Every business depends on credit. Credit breathes life into enterprise, oils the machine of commerce, and provides capital to expand. Banks exist to loan money – but they also expect to get their investment back with a reasonable return.
The credit markets froze in the Great Recession, as large banks and investors feared not getting their money back. Thanks to massive federal intervention, faith in the market is restored and credit is flowing again. Enterprises can take business loans, but they should be prepared for due diligence to prove that they are credit-worthy risks.
EagleBank continued to lend, even during the economic downturn. ''We're looking for borrowers with firm footing with a background in the business,'' says Trevor Brown, area manager. ''What's changed is that national organizations aren't handing out free cash to anyone who walks in the door anymore.''
Ken White, vice president at Signal Financial Federal Credit Union, one of the local credit unions involved in small business banking, sees greater activity. ''People are investing in themselves and their ideas,'' he says, adding, ''Lenders are being more careful at scrutinizing things greater than they did three years ago.''
Before talking to a financial institution, prepare a business plan that outlines your goals and experience in that industry. ''A veterinarian opening a coffee shop may raise a few eyebrows,'' quips Brown. You can improve your financial literacy by getting a credit report, reducing debt and becoming more liquid. ''If you flunk the credit part, you can go home,'' adds White.

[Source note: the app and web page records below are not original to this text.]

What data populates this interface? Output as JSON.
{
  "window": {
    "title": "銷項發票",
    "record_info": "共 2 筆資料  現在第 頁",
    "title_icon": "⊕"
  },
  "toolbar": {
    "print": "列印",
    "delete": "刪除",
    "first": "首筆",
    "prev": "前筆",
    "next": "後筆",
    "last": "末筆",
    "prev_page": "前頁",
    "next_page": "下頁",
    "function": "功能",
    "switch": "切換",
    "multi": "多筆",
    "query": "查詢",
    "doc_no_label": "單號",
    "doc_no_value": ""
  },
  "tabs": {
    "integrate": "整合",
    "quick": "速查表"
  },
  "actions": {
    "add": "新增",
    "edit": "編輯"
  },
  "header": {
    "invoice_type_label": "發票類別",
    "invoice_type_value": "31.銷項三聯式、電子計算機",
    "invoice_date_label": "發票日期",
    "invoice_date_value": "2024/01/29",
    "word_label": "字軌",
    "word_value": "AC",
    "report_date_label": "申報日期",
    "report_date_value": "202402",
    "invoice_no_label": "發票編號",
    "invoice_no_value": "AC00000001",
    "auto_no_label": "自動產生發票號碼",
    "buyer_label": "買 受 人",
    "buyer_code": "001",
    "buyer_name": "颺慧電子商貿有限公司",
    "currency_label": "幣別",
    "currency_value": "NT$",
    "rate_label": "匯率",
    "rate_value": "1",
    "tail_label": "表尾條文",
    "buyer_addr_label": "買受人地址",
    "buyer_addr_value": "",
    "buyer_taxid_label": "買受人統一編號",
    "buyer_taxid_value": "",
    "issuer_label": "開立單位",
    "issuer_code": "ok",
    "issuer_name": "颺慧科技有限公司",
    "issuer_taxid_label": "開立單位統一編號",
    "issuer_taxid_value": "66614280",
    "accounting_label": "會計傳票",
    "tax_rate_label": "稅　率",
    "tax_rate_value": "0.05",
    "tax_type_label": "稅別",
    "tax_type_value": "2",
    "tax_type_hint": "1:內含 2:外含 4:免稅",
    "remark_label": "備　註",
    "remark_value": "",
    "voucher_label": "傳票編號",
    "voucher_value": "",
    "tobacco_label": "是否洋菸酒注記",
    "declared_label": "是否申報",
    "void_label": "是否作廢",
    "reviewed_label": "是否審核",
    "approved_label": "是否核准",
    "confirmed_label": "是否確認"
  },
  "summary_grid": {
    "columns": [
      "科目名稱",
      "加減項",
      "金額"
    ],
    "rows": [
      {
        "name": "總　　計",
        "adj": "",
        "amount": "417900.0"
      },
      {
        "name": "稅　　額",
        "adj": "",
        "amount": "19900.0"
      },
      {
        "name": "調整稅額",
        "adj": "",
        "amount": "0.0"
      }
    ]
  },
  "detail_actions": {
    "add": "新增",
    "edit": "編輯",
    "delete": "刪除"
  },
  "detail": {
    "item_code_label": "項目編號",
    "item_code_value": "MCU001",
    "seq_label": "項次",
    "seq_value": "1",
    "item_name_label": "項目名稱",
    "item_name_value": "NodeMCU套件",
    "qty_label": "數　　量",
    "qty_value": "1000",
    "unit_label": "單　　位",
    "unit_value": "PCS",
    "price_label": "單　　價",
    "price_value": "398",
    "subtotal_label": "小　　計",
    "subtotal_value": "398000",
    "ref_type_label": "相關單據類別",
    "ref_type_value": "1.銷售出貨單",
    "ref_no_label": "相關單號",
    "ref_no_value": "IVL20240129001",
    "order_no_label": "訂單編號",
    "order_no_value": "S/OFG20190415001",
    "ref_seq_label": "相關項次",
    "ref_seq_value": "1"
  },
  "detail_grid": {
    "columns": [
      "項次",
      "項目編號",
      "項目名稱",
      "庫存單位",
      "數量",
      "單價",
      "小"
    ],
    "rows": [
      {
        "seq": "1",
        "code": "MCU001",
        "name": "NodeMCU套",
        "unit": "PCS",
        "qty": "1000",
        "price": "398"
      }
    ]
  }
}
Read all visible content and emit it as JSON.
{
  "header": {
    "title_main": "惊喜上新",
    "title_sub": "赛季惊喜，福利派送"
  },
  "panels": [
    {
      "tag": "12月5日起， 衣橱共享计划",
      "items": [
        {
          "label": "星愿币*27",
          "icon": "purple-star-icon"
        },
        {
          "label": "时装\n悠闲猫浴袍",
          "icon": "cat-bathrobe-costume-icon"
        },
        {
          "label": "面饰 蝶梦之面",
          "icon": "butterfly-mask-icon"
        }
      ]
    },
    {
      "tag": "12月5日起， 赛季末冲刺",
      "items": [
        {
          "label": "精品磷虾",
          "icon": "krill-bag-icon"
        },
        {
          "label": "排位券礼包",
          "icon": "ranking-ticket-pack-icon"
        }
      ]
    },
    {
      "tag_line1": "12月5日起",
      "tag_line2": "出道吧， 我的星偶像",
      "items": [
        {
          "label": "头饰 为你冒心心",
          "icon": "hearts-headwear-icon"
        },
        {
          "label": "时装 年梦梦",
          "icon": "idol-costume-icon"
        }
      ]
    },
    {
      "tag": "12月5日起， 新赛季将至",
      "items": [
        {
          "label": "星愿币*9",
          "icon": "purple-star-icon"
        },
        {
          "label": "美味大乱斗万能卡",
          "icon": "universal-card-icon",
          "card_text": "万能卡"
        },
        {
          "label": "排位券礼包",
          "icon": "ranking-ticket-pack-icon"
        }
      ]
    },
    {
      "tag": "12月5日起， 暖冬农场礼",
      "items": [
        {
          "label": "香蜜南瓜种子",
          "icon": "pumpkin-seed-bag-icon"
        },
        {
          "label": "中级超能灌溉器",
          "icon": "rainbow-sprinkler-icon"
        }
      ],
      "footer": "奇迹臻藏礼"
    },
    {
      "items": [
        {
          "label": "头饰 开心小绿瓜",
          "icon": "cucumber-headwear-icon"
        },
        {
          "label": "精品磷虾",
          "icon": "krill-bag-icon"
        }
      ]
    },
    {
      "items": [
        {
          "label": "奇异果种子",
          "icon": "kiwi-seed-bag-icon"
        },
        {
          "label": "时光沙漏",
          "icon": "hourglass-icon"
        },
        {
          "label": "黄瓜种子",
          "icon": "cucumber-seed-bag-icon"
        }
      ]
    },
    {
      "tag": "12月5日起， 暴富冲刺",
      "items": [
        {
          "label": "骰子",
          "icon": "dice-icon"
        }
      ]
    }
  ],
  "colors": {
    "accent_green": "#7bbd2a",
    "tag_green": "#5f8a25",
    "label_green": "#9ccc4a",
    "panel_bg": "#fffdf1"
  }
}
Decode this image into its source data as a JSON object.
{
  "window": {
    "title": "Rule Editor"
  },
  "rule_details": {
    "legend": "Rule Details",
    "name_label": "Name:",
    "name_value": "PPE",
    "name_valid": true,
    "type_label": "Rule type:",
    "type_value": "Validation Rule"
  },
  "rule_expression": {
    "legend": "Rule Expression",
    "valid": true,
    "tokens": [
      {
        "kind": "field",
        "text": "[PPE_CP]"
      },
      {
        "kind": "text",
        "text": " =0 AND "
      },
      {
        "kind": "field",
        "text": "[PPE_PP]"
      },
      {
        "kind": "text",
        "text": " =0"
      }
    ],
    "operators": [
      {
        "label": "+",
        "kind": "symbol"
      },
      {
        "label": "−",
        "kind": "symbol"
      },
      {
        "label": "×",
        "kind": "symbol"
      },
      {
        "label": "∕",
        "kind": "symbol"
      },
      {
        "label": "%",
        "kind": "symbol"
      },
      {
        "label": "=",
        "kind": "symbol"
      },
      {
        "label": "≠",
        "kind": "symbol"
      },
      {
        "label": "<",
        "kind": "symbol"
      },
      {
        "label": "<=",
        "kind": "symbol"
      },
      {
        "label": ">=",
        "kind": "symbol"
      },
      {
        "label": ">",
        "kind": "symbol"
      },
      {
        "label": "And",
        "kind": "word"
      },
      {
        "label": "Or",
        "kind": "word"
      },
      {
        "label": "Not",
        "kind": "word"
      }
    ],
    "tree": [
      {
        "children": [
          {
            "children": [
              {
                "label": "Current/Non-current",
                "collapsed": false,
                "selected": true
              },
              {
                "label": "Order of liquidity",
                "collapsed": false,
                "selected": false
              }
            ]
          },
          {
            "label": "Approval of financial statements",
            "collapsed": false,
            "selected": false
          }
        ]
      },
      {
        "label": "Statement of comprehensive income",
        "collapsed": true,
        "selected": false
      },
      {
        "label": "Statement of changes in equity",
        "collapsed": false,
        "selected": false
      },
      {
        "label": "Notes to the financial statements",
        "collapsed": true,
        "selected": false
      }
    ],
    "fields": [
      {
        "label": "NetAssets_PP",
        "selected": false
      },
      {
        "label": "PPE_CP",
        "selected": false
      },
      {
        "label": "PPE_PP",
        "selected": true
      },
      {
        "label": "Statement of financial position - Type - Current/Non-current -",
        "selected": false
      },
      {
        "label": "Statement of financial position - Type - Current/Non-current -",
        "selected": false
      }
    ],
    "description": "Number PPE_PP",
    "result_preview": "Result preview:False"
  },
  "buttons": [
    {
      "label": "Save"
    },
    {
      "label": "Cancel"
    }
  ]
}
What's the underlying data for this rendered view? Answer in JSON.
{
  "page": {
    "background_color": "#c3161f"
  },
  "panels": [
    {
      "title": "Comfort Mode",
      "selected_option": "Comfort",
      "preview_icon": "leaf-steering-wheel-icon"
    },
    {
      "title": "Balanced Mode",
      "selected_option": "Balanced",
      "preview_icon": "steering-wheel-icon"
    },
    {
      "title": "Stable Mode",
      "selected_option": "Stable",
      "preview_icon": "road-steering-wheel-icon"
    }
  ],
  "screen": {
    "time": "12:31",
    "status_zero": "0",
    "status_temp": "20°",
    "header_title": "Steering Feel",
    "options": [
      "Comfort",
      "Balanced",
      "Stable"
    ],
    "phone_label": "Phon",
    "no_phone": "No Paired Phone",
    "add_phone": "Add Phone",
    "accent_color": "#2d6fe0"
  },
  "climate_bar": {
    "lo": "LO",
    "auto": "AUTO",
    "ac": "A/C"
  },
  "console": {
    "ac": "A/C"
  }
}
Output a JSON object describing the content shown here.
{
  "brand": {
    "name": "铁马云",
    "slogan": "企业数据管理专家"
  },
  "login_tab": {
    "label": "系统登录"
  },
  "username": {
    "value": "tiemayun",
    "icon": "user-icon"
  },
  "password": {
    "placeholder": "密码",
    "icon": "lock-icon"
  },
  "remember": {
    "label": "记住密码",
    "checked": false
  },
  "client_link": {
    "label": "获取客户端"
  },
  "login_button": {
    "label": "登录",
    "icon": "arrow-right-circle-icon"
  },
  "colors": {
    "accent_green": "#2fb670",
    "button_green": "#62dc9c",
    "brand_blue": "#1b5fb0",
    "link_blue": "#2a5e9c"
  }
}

Bankers have ''five Cs'' to test for credit worthiness: character, capacity, capital, collateral and conditions.
(Photo by Stockphoto / ourtneyKeating)
For those who haven't been in business long or lack historical cash flow, a lender may require a guarantee from the Small Business Administration, which backs up less-than-perfect loans or a collateral shortfall. SBA loans are time-consuming and involve considerable paperwork.
''No one wants to finance 100 percent of your dream,'' says White. ''You need to put some skin in the game,'' meaning that you need invest cash into the business, whether from personal savings or equity in your home. This is something you can't easily walk away from, which is exactly why banks demand it.
EagleBank has been in community banking for 13 years, typically providing loans for $150,000 to $2 million for small and medium-sized businesses. ''Bigger banks won't even touch a business that hasn't been in service for more than a year,'' says Daniell Bohnett, vice president.
In May, the bank launched a blog, ''Checking in with EagleBank Chairman Ron Paul,'' which provides a weekly update on how lending affects small businesses.
An advantage of working with a community bank is relationship banking. ''All of this is fueled by local decision-making, by lenders who live in the area and understand the local business environment,'' says Joe Clarke, EagleBank senior vice president.
The bank provided financing for Sweetgreen, a local chain offering healthy, hip places to eat. Sweetgreen opened four new stores in the Washington area in the past year. ''As a restaurant, it's not the easiest thing,'' notes co-founder Jonathan Neman. ''Eagle understood our needs for financing – they came onboard to give us the cash we needed to build new stores.'' The company is expanding further ''to continue our promise to live the 'sweet life.'''